Summary of Findings
Key findings include:
* Nationally, 34% of people with intellectual disabilities are employed. (Previous research conducted on behalf of Special Olympics has shown that 52% of adults who participate in Special Olympics are employed.)
* Of employed people with intellectual disabilities, 53% are employed competitively (i.e., work alongside people without disabilities at a market-driven wage); 38% in a sheltered workshop (work centers specifically for people with disabilities), and 9% in other settings (e.g., are self-employed).
* Of those competitively employed, 28% work in customer service; 17% in retail; 16% in food service; 9% in offices; 8% in manufacturing, and 22% in other sectors such as childcare and landscaping.
* Of the adults with ID employed in a competitive setting, over half (62%) have been at their job for three years or more.
* However, only 26% of employed adults with ID have full-time jobs. Only a third were offered health insurance by their employer.
The National Snapshot of Adults with Intellectual Disabilities in the Labor Force is the first of three studies to be released in the next six months by Special Olympics focusing on the employment of persons with intellectual disabilities.
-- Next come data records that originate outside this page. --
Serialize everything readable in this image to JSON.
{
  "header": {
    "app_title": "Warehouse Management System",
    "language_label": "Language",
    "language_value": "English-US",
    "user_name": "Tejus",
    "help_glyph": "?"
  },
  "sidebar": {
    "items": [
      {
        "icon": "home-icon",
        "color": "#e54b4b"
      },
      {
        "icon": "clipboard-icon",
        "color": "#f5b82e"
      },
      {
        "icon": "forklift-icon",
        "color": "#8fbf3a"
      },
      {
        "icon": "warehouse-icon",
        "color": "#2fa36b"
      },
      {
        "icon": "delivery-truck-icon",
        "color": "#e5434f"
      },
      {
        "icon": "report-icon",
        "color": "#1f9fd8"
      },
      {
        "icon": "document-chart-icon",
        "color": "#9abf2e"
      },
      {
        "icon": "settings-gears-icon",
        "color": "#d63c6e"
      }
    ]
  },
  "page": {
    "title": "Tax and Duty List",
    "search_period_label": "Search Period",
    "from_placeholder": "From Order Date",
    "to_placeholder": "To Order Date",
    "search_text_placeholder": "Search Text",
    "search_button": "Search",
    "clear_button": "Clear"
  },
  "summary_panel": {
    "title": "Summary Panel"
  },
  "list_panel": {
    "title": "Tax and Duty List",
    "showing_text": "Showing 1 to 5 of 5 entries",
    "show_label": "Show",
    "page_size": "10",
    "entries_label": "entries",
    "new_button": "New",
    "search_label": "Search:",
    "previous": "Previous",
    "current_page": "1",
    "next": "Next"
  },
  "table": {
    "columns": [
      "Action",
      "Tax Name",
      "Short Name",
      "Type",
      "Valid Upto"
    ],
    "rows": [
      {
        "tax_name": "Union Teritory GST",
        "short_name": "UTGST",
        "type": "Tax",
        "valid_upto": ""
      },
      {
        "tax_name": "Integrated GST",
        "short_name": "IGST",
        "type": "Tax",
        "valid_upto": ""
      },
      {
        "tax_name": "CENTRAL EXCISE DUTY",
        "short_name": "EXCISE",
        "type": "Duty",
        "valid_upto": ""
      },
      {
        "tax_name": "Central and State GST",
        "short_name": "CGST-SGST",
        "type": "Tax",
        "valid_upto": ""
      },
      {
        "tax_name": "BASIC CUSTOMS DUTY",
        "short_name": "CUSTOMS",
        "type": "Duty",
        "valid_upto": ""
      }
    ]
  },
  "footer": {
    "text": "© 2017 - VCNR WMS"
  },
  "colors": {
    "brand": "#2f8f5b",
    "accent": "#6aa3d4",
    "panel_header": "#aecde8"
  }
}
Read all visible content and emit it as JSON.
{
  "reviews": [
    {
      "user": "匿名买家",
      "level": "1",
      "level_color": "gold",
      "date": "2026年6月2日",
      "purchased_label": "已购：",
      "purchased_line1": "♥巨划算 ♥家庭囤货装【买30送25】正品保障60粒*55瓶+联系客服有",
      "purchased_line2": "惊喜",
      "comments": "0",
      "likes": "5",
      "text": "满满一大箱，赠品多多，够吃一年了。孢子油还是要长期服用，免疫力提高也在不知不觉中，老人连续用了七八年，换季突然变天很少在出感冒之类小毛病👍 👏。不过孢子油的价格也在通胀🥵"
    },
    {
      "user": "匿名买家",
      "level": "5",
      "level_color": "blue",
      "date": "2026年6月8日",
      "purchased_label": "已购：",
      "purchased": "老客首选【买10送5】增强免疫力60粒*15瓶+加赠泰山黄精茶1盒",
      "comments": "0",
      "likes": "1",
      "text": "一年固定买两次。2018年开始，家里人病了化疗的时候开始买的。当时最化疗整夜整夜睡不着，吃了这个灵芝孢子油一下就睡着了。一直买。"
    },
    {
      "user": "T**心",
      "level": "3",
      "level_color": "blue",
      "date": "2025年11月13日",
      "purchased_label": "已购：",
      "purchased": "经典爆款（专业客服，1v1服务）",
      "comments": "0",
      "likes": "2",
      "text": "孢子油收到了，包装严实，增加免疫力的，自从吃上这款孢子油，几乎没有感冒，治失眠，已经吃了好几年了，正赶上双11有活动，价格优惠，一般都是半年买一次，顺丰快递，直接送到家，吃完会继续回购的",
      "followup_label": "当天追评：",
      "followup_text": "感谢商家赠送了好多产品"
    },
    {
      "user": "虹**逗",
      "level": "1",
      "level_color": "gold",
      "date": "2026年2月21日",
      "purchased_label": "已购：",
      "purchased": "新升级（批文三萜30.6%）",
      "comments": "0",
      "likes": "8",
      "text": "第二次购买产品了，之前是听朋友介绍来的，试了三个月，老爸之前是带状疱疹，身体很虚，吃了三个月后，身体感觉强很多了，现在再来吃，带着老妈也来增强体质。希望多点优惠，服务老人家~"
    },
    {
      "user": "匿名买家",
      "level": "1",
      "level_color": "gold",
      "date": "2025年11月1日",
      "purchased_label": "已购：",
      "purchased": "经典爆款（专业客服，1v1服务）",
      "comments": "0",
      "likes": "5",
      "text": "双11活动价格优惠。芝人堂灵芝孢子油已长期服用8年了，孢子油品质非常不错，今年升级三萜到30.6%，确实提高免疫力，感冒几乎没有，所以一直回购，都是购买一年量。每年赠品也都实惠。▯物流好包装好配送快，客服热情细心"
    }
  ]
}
Although the results of the first study are worrisome, the study breaks new ground with the first- ever nationally-representative data set on the employment situation for adults with ID and lays the foundation for efforts to ensure that this population can find meaningful jobs.
"A meaningful job is important to most of us, and people with intellectual disabilities are no different," said Dr. Gary Siperstein, Director of the Center for Social Development and Education at the University of Massachusetts Boston and the lead researcher of the study. "Government has invested millions of dollars in better outcomes for adults with ID as they transition out of high school and into the labor force. Unfortunately, this study shows that we havenít done enough. But a bright spot is that the survey shows that those who are employed have job stability regardless of where they work and what type of job they have. With this study and the two that will follow, we can better tailor efforts to bring adults with ID into the labor force and provide them good jobs."